Budget 2021: the Small Profits Rate, as welcome as it seems for contractors?

Despite being broadly welcomed initially by the FSB and other business cheerleaders, the Small Profits Rate announced at Budget 2021 might not go down so well with contractor limited companies, writes Chris James, director of accounting services at JSA Services.

Profits, not turnover

First and foremost, the new measure will affect many contractors working through a PSC on an outside IR35 basis. But these contractors should remember that sensible tax planning, such as using pension contributions where appropriate to reduce taxable profits, could significantly help them remain in the 19% tax band. After all, when it arrives in April 2023, the Small Profits Rate (SPR) is concerned only with taxable profits, not turnover. So a company with £50k or less in profits will remain on the 19% rate that they pay to HMRC today.

However due to the complex way corporation tax is calculated when more than one rate applies, the impact for a contractor limited company will be that for each pound of taxable profit the company makes over £50,000, an effective marginal rate of 26.5% will apply. 

Your 26.5% rate (cont.)

Above £250,000, the overall rate, and effective marginal rate settles at 25%. The overall impact is that the overall rate of corporation tax grows from 19% to 25%, as you move from £50k of profits to £250k. But the marginal rate of 26.5% is of course steeper than those headline rates, so it certainly pays to look beyond the figures which the government is ‘selling’ this incoming tax change on.

All that said, corporation tax rates have been flat for some years now -- since the end of financial year 2014 in fact. The political backdrop is equally interesting – it means chancellor Sunak is the first chancellor to increase taxes on businesses since Dennis Healey in 1974.

Punishment for outside IR35 contractors

But back to 2014. At that time, the rate of tax started to increase at a hefty £300,000 of profits, not the £50,000 we see coming down the pipe now. In addition, the top rate of tax was much less than the 25% being introduced to bite from April 2023. So it’s therefore understandable that contrary to the applause the SPR got coming out the blocks on March 3rd, successful outside IR35 contractors feel that yet again, they are being singled out for punishment.

It should also be noted that with the reintroduction of starting rates for corporation tax (the ‘old’ 19% rate becomes the starting rate, with the full 25% being the ‘main’ rate thereafter), comes sharing the starting rate band among the companies owned by a single owner or group of owners. 

A further sting

Known as the ‘associated company rules’, this means that if a contractor owns two companies, each will only have to reach a modest £25,000 of profits before the 26.5% marginal rate stings. The rate continues up to £125,000 each.

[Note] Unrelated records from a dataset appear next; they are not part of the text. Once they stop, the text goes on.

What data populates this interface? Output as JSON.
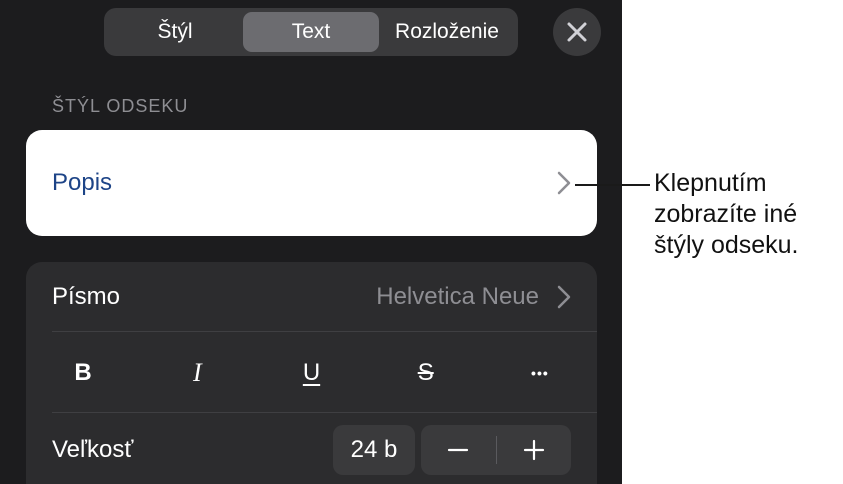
{
  "tabs": [
    {
      "label": "Štýl",
      "active": false
    },
    {
      "label": "Text",
      "active": true
    },
    {
      "label": "Rozloženie",
      "active": false
    }
  ],
  "section_label": "ŠTÝL ODSEKU",
  "paragraph_style": {
    "name": "Popis"
  },
  "font_row": {
    "label": "Písmo",
    "value": "Helvetica Neue"
  },
  "format_buttons": [
    {
      "label": "B",
      "name": "bold-button"
    },
    {
      "label": "I",
      "name": "italic-button"
    },
    {
      "label": "U",
      "name": "underline-button"
    },
    {
      "label": "S",
      "name": "strikethrough-button"
    },
    {
      "label": "•••",
      "name": "more-options-button"
    }
  ],
  "size_row": {
    "label": "Veľkosť",
    "value": "24 b"
  },
  "callout": {
    "line1": "Klepnutím",
    "line2": "zobrazíte iné",
    "line3": "štýly odseku."
  },
  "icons": {
    "close": "close-icon",
    "chevron": "chevron-right-icon",
    "minus": "minus-icon",
    "plus": "plus-icon"
  },
  "colors": {
    "panel_bg": "#1c1c1e",
    "control_bg": "#3a3a3c",
    "active_tab": "#6c6c70",
    "group_bg": "#2c2c2e",
    "style_name": "#1d4487",
    "secondary_text": "#8e8e93"
  }
}
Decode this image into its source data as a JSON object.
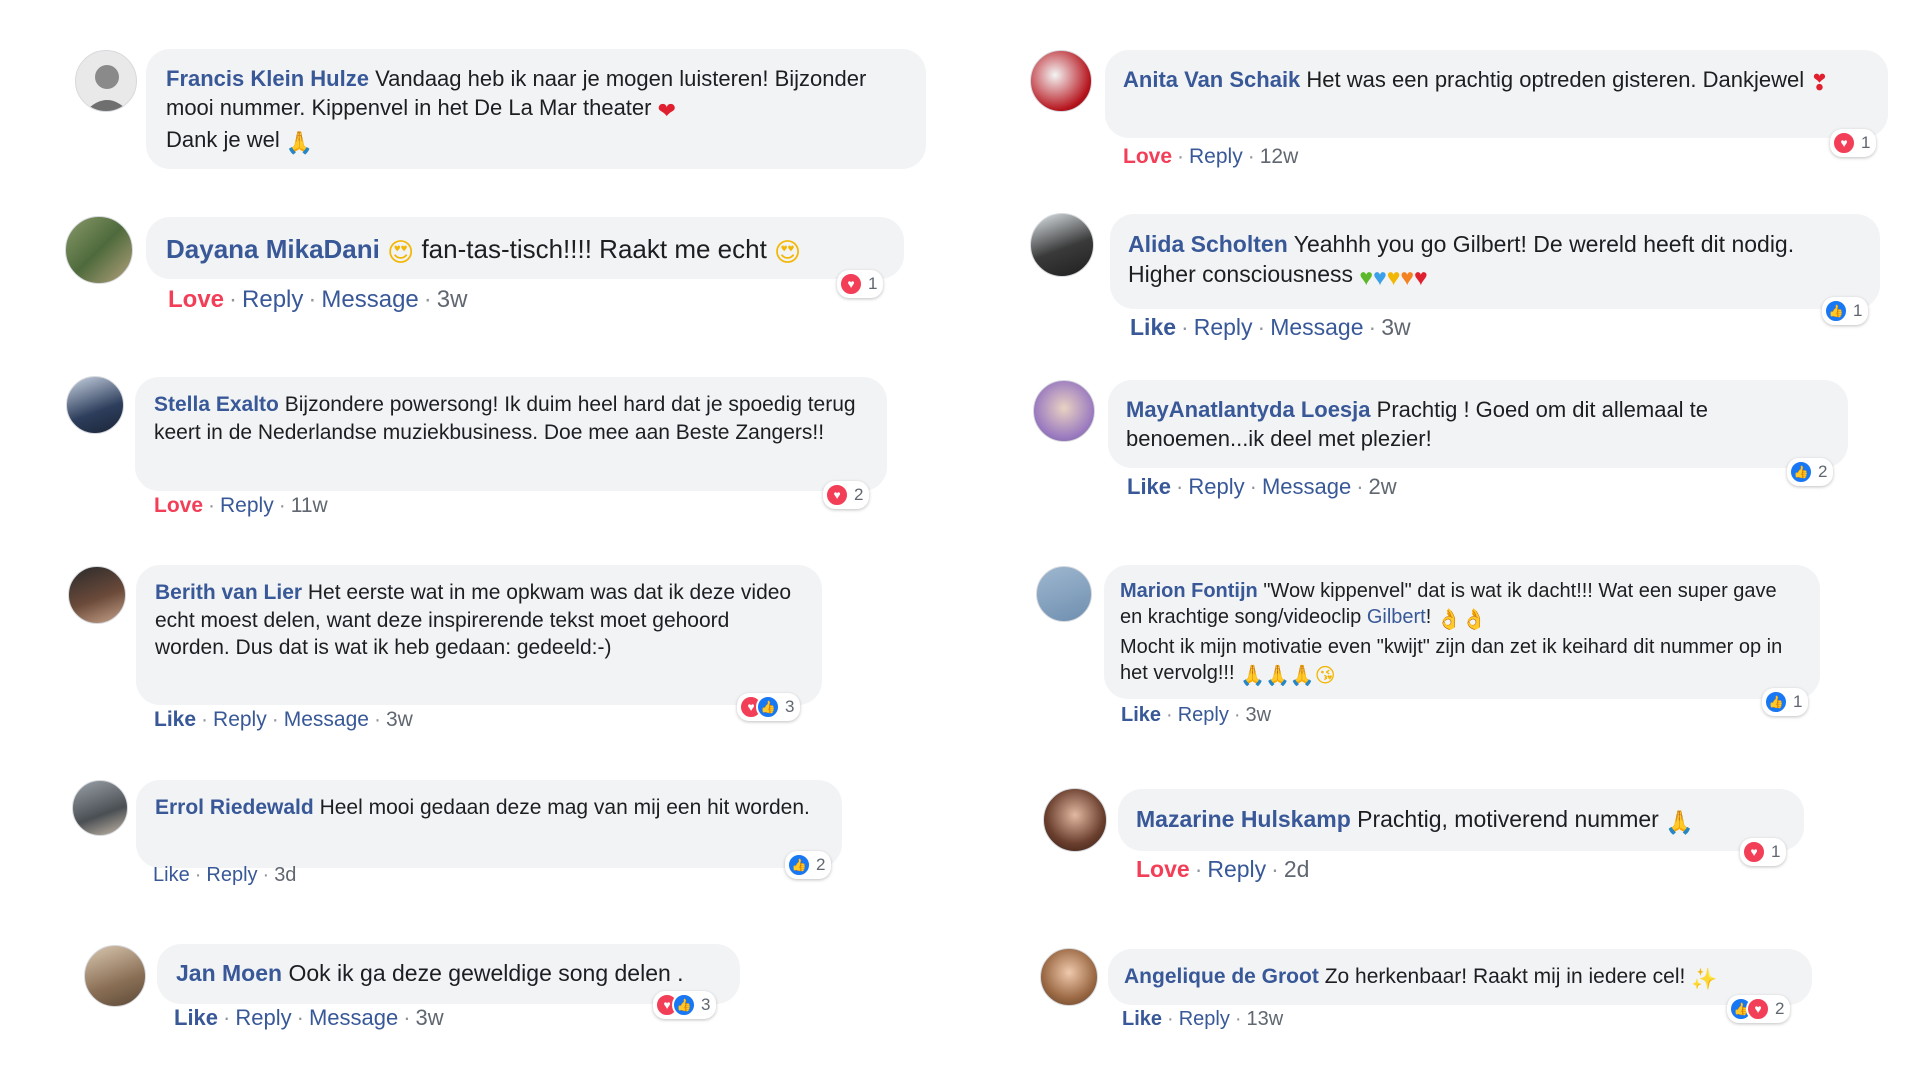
{
  "colors": {
    "author": "#385898",
    "love": "#f33e58",
    "like": "#1877f2",
    "bubble": "#f2f3f5"
  },
  "left": [
    {
      "author": "Francis Klein Hulze",
      "text": "Vandaag heb ik naar je mogen luisteren! Bijzonder mooi nummer. Kippenvel in het De La Mar theater",
      "text2": "Dank je wel",
      "emoji_after": "heart",
      "emoji_end": "pray"
    },
    {
      "author": "Dayana MikaDani",
      "text": "fan-tas-tisch!!!! Raakt me echt",
      "reaction_label": "Love",
      "reply": "Reply",
      "message": "Message",
      "time": "3w",
      "reaction_count": "1"
    },
    {
      "author": "Stella Exalto",
      "text": "Bijzondere powersong! Ik duim heel hard dat je spoedig terug keert in de Nederlandse muziekbusiness. Doe mee aan Beste Zangers!!",
      "reaction_label": "Love",
      "reply": "Reply",
      "time": "11w",
      "reaction_count": "2"
    },
    {
      "author": "Berith van Lier",
      "text": "Het eerste wat in me opkwam was dat ik deze video echt moest delen, want deze inspirerende tekst moet gehoord worden. Dus dat is wat ik heb gedaan: gedeeld:-)",
      "reaction_label": "Like",
      "reply": "Reply",
      "message": "Message",
      "time": "3w",
      "reaction_count": "3"
    },
    {
      "author": "Errol Riedewald",
      "text": "Heel mooi gedaan deze mag van mij een hit worden.",
      "reaction_label": "Like",
      "reply": "Reply",
      "time": "3d",
      "reaction_count": "2"
    },
    {
      "author": "Jan Moen",
      "text": "Ook ik ga deze geweldige song delen .",
      "reaction_label": "Like",
      "reply": "Reply",
      "message": "Message",
      "time": "3w",
      "reaction_count": "3"
    }
  ],
  "right": [
    {
      "author": "Anita Van Schaik",
      "text": "Het was een prachtig optreden gisteren. Dankjewel",
      "reaction_label": "Love",
      "reply": "Reply",
      "time": "12w",
      "reaction_count": "1"
    },
    {
      "author": "Alida Scholten",
      "text": "Yeahhh you go Gilbert! De wereld heeft dit nodig. Higher consciousness",
      "reaction_label": "Like",
      "reply": "Reply",
      "message": "Message",
      "time": "3w",
      "reaction_count": "1"
    },
    {
      "author": "MayAnatlantyda Loesja",
      "text": "Prachtig ! Goed om dit allemaal te benoemen...ik deel met plezier!",
      "reaction_label": "Like",
      "reply": "Reply",
      "message": "Message",
      "time": "2w",
      "reaction_count": "2"
    },
    {
      "author": "Marion Fontijn",
      "text": "\"Wow kippenvel\" dat is wat ik dacht!!! Wat een super gave en krachtige song/videoclip",
      "mention": "Gilbert",
      "text_after_mention": "!",
      "text2": "Mocht ik mijn motivatie even \"kwijt\" zijn dan zet ik keihard dit nummer op in het vervolg!!!",
      "reaction_label": "Like",
      "reply": "Reply",
      "time": "3w",
      "reaction_count": "1"
    },
    {
      "author": "Mazarine Hulskamp",
      "text": "Prachtig, motiverend nummer",
      "reaction_label": "Love",
      "reply": "Reply",
      "time": "2d",
      "reaction_count": "1"
    },
    {
      "author": "Angelique de Groot",
      "text": "Zo herkenbaar! Raakt mij in iedere cel!",
      "reaction_label": "Like",
      "reply": "Reply",
      "time": "13w",
      "reaction_count": "2"
    }
  ]
}
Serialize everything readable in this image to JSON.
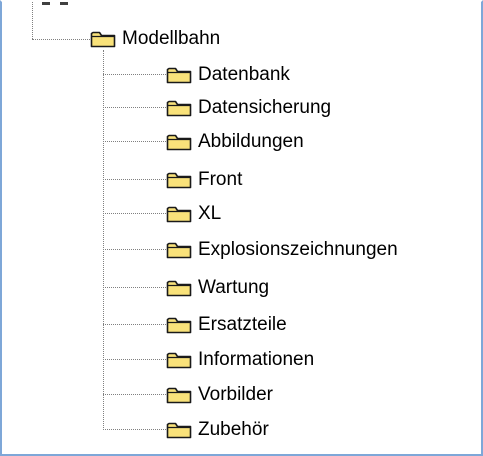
{
  "tree": {
    "root": {
      "label": "Modellbahn",
      "icon": "folder-icon"
    },
    "children": [
      {
        "label": "Datenbank",
        "icon": "folder-icon"
      },
      {
        "label": "Datensicherung",
        "icon": "folder-icon"
      },
      {
        "label": "Abbildungen",
        "icon": "folder-icon"
      },
      {
        "label": "Front",
        "icon": "folder-icon"
      },
      {
        "label": "XL",
        "icon": "folder-icon"
      },
      {
        "label": "Explosionszeichnungen",
        "icon": "folder-icon"
      },
      {
        "label": "Wartung",
        "icon": "folder-icon"
      },
      {
        "label": "Ersatzteile",
        "icon": "folder-icon"
      },
      {
        "label": "Informationen",
        "icon": "folder-icon"
      },
      {
        "label": "Vorbilder",
        "icon": "folder-icon"
      },
      {
        "label": "Zubehör",
        "icon": "folder-icon"
      }
    ]
  },
  "colors": {
    "folder_fill": "#f9e27a",
    "folder_stroke": "#1a1a1a",
    "frame_border": "#7ea7d8",
    "connector": "#808080"
  }
}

So tidying up corporate groups, or getting rid of spare companies if you were an ambitious contractor who overextended themselves by setting up an extra PSC, will be worth looking at for the next two years. It also means that contractors who want to concentrate on their ‘Plan A’ might need to look at making their largely unused ‘Plan B’ fully dormant. Another reason, then, that in the contractor sector at least, this small profits rate might have a smaller band of followers than first thought.

Profile picture for user Chris James

Written by Chris James

Chris James BFP FCA is a Chartered Accountant who regularly speaks on taxation matters affecting Limited Company contractors, umbrella workers and the recruitment supply chain. He is head of accounting operations at JSA Group, one of the UK’s largest contractor accountants and umbrella services provider. Chris is also the current Chairman of the FCSA.
Printer Friendly, PDF & Email

Sign up to our Weekly Newsletter

Keep up to date with everything in the world of contracting.

 

Contractor's Question

If you have a question about contracting please feel free to ask us!

Ask a question